→ **TASK TO CARRY OUT**:
Looking at the data below, report how many lines contain "StudentMisApplication", with no other words.

→ **GIVEN DATA**:
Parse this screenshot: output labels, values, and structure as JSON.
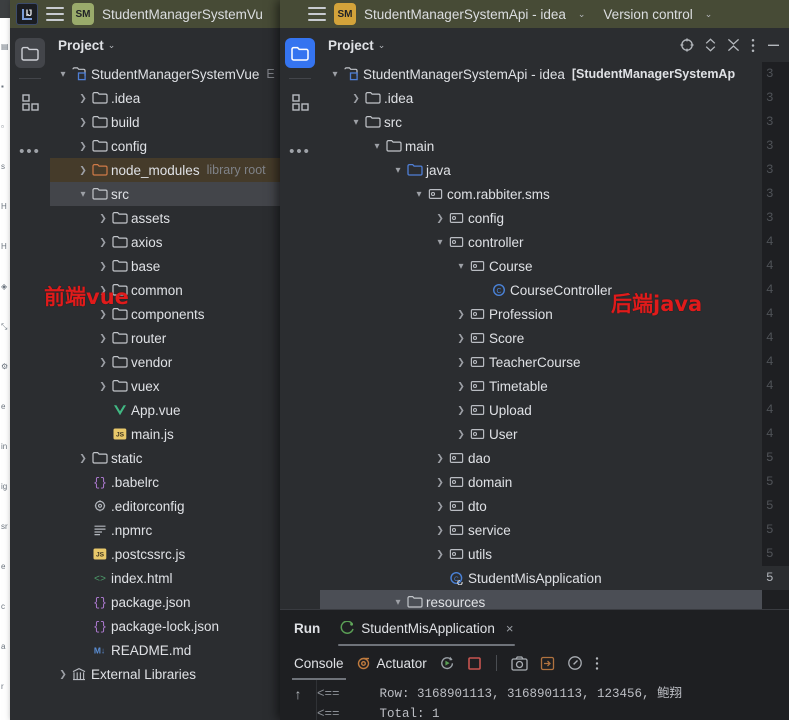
{
  "back_window": {
    "name": "background-editor-window",
    "gutter_glyphs": [
      "▤",
      "▪",
      "▫",
      "s",
      "H",
      "H",
      "◈",
      "⤡",
      "⚙",
      "e",
      "in",
      "ig",
      "sr",
      "e",
      "c",
      "a",
      "r"
    ]
  },
  "window_vue": {
    "titlebar": {
      "logo": "ij-logo",
      "menu_icon": "burger-menu-icon",
      "project_chip": "SM",
      "chip_color": "#9aab6b",
      "title": "StudentManagerSystemVu",
      "caret": "⌄"
    },
    "toolstrip": {
      "items": [
        {
          "name": "project-tool-button",
          "icon": "folder-icon",
          "selected": true
        },
        {
          "name": "structure-tool-button",
          "icon": "grid-squares-icon",
          "selected": false
        },
        {
          "name": "more-tool-windows-button",
          "icon": "ellipsis-icon",
          "selected": false
        }
      ]
    },
    "panel": {
      "title": "Project",
      "caret": "⌄"
    },
    "tree": [
      {
        "label": "StudentManagerSystemVue",
        "sub": "E",
        "icon": "module-icon",
        "arrow": "⌄",
        "indent": 0,
        "bold": false,
        "state": "none"
      },
      {
        "label": ".idea",
        "sub": "",
        "icon": "folder-icon",
        "arrow": "›",
        "indent": 1,
        "bold": false,
        "state": "none"
      },
      {
        "label": "build",
        "sub": "",
        "icon": "folder-icon",
        "arrow": "›",
        "indent": 1,
        "bold": false,
        "state": "none"
      },
      {
        "label": "config",
        "sub": "",
        "icon": "folder-icon",
        "arrow": "›",
        "indent": 1,
        "bold": false,
        "state": "none"
      },
      {
        "label": "node_modules",
        "sub": "library root",
        "icon": "folder-orange-icon",
        "arrow": "›",
        "indent": 1,
        "bold": false,
        "state": "amber"
      },
      {
        "label": "src",
        "sub": "",
        "icon": "folder-icon",
        "arrow": "⌄",
        "indent": 1,
        "bold": false,
        "state": "grey"
      },
      {
        "label": "assets",
        "sub": "",
        "icon": "folder-icon",
        "arrow": "›",
        "indent": 2,
        "bold": false,
        "state": "none"
      },
      {
        "label": "axios",
        "sub": "",
        "icon": "folder-icon",
        "arrow": "›",
        "indent": 2,
        "bold": false,
        "state": "none"
      },
      {
        "label": "base",
        "sub": "",
        "icon": "folder-icon",
        "arrow": "›",
        "indent": 2,
        "bold": false,
        "state": "none"
      },
      {
        "label": "common",
        "sub": "",
        "icon": "folder-icon",
        "arrow": "›",
        "indent": 2,
        "bold": false,
        "state": "none"
      },
      {
        "label": "components",
        "sub": "",
        "icon": "folder-icon",
        "arrow": "›",
        "indent": 2,
        "bold": false,
        "state": "none"
      },
      {
        "label": "router",
        "sub": "",
        "icon": "folder-icon",
        "arrow": "›",
        "indent": 2,
        "bold": false,
        "state": "none"
      },
      {
        "label": "vendor",
        "sub": "",
        "icon": "folder-icon",
        "arrow": "›",
        "indent": 2,
        "bold": false,
        "state": "none"
      },
      {
        "label": "vuex",
        "sub": "",
        "icon": "folder-icon",
        "arrow": "›",
        "indent": 2,
        "bold": false,
        "state": "none"
      },
      {
        "label": "App.vue",
        "sub": "",
        "icon": "vue-file-icon",
        "arrow": "",
        "indent": 2,
        "bold": false,
        "state": "none"
      },
      {
        "label": "main.js",
        "sub": "",
        "icon": "js-file-icon",
        "arrow": "",
        "indent": 2,
        "bold": false,
        "state": "none"
      },
      {
        "label": "static",
        "sub": "",
        "icon": "folder-icon",
        "arrow": "›",
        "indent": 1,
        "bold": false,
        "state": "none"
      },
      {
        "label": ".babelrc",
        "sub": "",
        "icon": "json-file-icon",
        "arrow": "",
        "indent": 1,
        "bold": false,
        "state": "none"
      },
      {
        "label": ".editorconfig",
        "sub": "",
        "icon": "config-file-icon",
        "arrow": "",
        "indent": 1,
        "bold": false,
        "state": "none"
      },
      {
        "label": ".npmrc",
        "sub": "",
        "icon": "text-file-icon",
        "arrow": "",
        "indent": 1,
        "bold": false,
        "state": "none"
      },
      {
        "label": ".postcssrc.js",
        "sub": "",
        "icon": "js-file-icon",
        "arrow": "",
        "indent": 1,
        "bold": false,
        "state": "none"
      },
      {
        "label": "index.html",
        "sub": "",
        "icon": "html-file-icon",
        "arrow": "",
        "indent": 1,
        "bold": false,
        "state": "none"
      },
      {
        "label": "package.json",
        "sub": "",
        "icon": "json-file-icon",
        "arrow": "",
        "indent": 1,
        "bold": false,
        "state": "none"
      },
      {
        "label": "package-lock.json",
        "sub": "",
        "icon": "json-file-icon",
        "arrow": "",
        "indent": 1,
        "bold": false,
        "state": "none"
      },
      {
        "label": "README.md",
        "sub": "",
        "icon": "markdown-file-icon",
        "arrow": "",
        "indent": 1,
        "bold": false,
        "state": "none"
      },
      {
        "label": "External Libraries",
        "sub": "",
        "icon": "libraries-icon",
        "arrow": "›",
        "indent": 0,
        "bold": false,
        "state": "none"
      }
    ],
    "annotation": "前端vue",
    "annotation_color": "#e01b1b"
  },
  "window_api": {
    "titlebar": {
      "menu_icon": "burger-menu-icon",
      "project_chip": "SM",
      "chip_color": "#d3a33a",
      "title": "StudentManagerSystemApi - idea",
      "caret": "⌄",
      "vcs_label": "Version control",
      "vcs_caret": "⌄"
    },
    "toolstrip": {
      "items": [
        {
          "name": "project-tool-button",
          "icon": "folder-icon",
          "selected": true
        },
        {
          "name": "structure-tool-button",
          "icon": "grid-squares-icon",
          "selected": false
        },
        {
          "name": "more-tool-windows-button",
          "icon": "ellipsis-icon",
          "selected": false
        }
      ],
      "bottom_icon": "terminal-icon"
    },
    "panel": {
      "title": "Project",
      "caret": "⌄",
      "actions": [
        {
          "name": "select-opened-file-button",
          "icon": "target-icon"
        },
        {
          "name": "expand-collapse-button",
          "icon": "chevrons-updown-icon"
        },
        {
          "name": "collapse-all-button",
          "icon": "collapse-all-icon"
        },
        {
          "name": "options-menu-button",
          "icon": "vertical-ellipsis-icon"
        },
        {
          "name": "hide-panel-button",
          "icon": "minimize-icon"
        }
      ]
    },
    "tree": [
      {
        "label": "StudentManagerSystemApi - idea",
        "sub": "[StudentManagerSystemAp",
        "icon": "module-icon",
        "arrow": "⌄",
        "indent": 0,
        "bold_sub": true,
        "state": "none"
      },
      {
        "label": ".idea",
        "sub": "",
        "icon": "folder-icon",
        "arrow": "›",
        "indent": 1,
        "state": "none"
      },
      {
        "label": "src",
        "sub": "",
        "icon": "folder-icon",
        "arrow": "⌄",
        "indent": 1,
        "state": "none"
      },
      {
        "label": "main",
        "sub": "",
        "icon": "folder-icon",
        "arrow": "⌄",
        "indent": 2,
        "state": "none"
      },
      {
        "label": "java",
        "sub": "",
        "icon": "folder-blue-icon",
        "arrow": "⌄",
        "indent": 3,
        "state": "none"
      },
      {
        "label": "com.rabbiter.sms",
        "sub": "",
        "icon": "package-icon",
        "arrow": "⌄",
        "indent": 4,
        "state": "none"
      },
      {
        "label": "config",
        "sub": "",
        "icon": "package-icon",
        "arrow": "›",
        "indent": 5,
        "state": "none"
      },
      {
        "label": "controller",
        "sub": "",
        "icon": "package-icon",
        "arrow": "⌄",
        "indent": 5,
        "state": "none"
      },
      {
        "label": "Course",
        "sub": "",
        "icon": "package-icon",
        "arrow": "⌄",
        "indent": 6,
        "state": "none"
      },
      {
        "label": "CourseController",
        "sub": "",
        "icon": "java-class-icon",
        "arrow": "",
        "indent": 7,
        "state": "none"
      },
      {
        "label": "Profession",
        "sub": "",
        "icon": "package-icon",
        "arrow": "›",
        "indent": 6,
        "state": "none"
      },
      {
        "label": "Score",
        "sub": "",
        "icon": "package-icon",
        "arrow": "›",
        "indent": 6,
        "state": "none"
      },
      {
        "label": "TeacherCourse",
        "sub": "",
        "icon": "package-icon",
        "arrow": "›",
        "indent": 6,
        "state": "none"
      },
      {
        "label": "Timetable",
        "sub": "",
        "icon": "package-icon",
        "arrow": "›",
        "indent": 6,
        "state": "none"
      },
      {
        "label": "Upload",
        "sub": "",
        "icon": "package-icon",
        "arrow": "›",
        "indent": 6,
        "state": "none"
      },
      {
        "label": "User",
        "sub": "",
        "icon": "package-icon",
        "arrow": "›",
        "indent": 6,
        "state": "none"
      },
      {
        "label": "dao",
        "sub": "",
        "icon": "package-icon",
        "arrow": "›",
        "indent": 5,
        "state": "none"
      },
      {
        "label": "domain",
        "sub": "",
        "icon": "package-icon",
        "arrow": "›",
        "indent": 5,
        "state": "none"
      },
      {
        "label": "dto",
        "sub": "",
        "icon": "package-icon",
        "arrow": "›",
        "indent": 5,
        "state": "none"
      },
      {
        "label": "service",
        "sub": "",
        "icon": "package-icon",
        "arrow": "›",
        "indent": 5,
        "state": "none"
      },
      {
        "label": "utils",
        "sub": "",
        "icon": "package-icon",
        "arrow": "›",
        "indent": 5,
        "state": "none"
      },
      {
        "label": "StudentMisApplication",
        "sub": "",
        "icon": "spring-class-icon",
        "arrow": "",
        "indent": 5,
        "state": "none"
      },
      {
        "label": "resources",
        "sub": "",
        "icon": "folder-icon",
        "arrow": "⌄",
        "indent": 3,
        "state": "light"
      }
    ],
    "annotation": "后端java",
    "annotation_color": "#e01b1b"
  },
  "editor_gutter": {
    "name": "editor-line-numbers",
    "lines": [
      "3",
      "3",
      "3",
      "3",
      "3",
      "3",
      "3",
      "4",
      "4",
      "4",
      "4",
      "4",
      "4",
      "4",
      "4",
      "4",
      "5",
      "5",
      "5",
      "5",
      "5",
      "5"
    ],
    "current_line_index": 21
  },
  "run_panel": {
    "title": "Run",
    "tab": {
      "label": "StudentMisApplication",
      "icon": "spring-run-icon",
      "close": "×"
    },
    "toolbar": {
      "console_label": "Console",
      "actuator_label": "Actuator",
      "buttons": [
        {
          "name": "rerun-button",
          "icon": "rerun-icon"
        },
        {
          "name": "stop-button",
          "icon": "stop-square-icon",
          "color": "#c75450"
        },
        {
          "name": "screenshot-button",
          "icon": "camera-icon"
        },
        {
          "name": "export-button",
          "icon": "export-icon"
        },
        {
          "name": "profiler-button",
          "icon": "gauge-icon"
        },
        {
          "name": "more-options-button",
          "icon": "vertical-ellipsis-icon"
        }
      ]
    },
    "console": {
      "scroll_icon": "up-arrow-icon",
      "lines": [
        {
          "prefix": "<==",
          "text": "Row: 3168901113, 3168901113, 123456, 鲍翔"
        },
        {
          "prefix": "<==",
          "text": "Total: 1"
        }
      ]
    }
  }
}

→ **FINISHED EXERCISE**:
2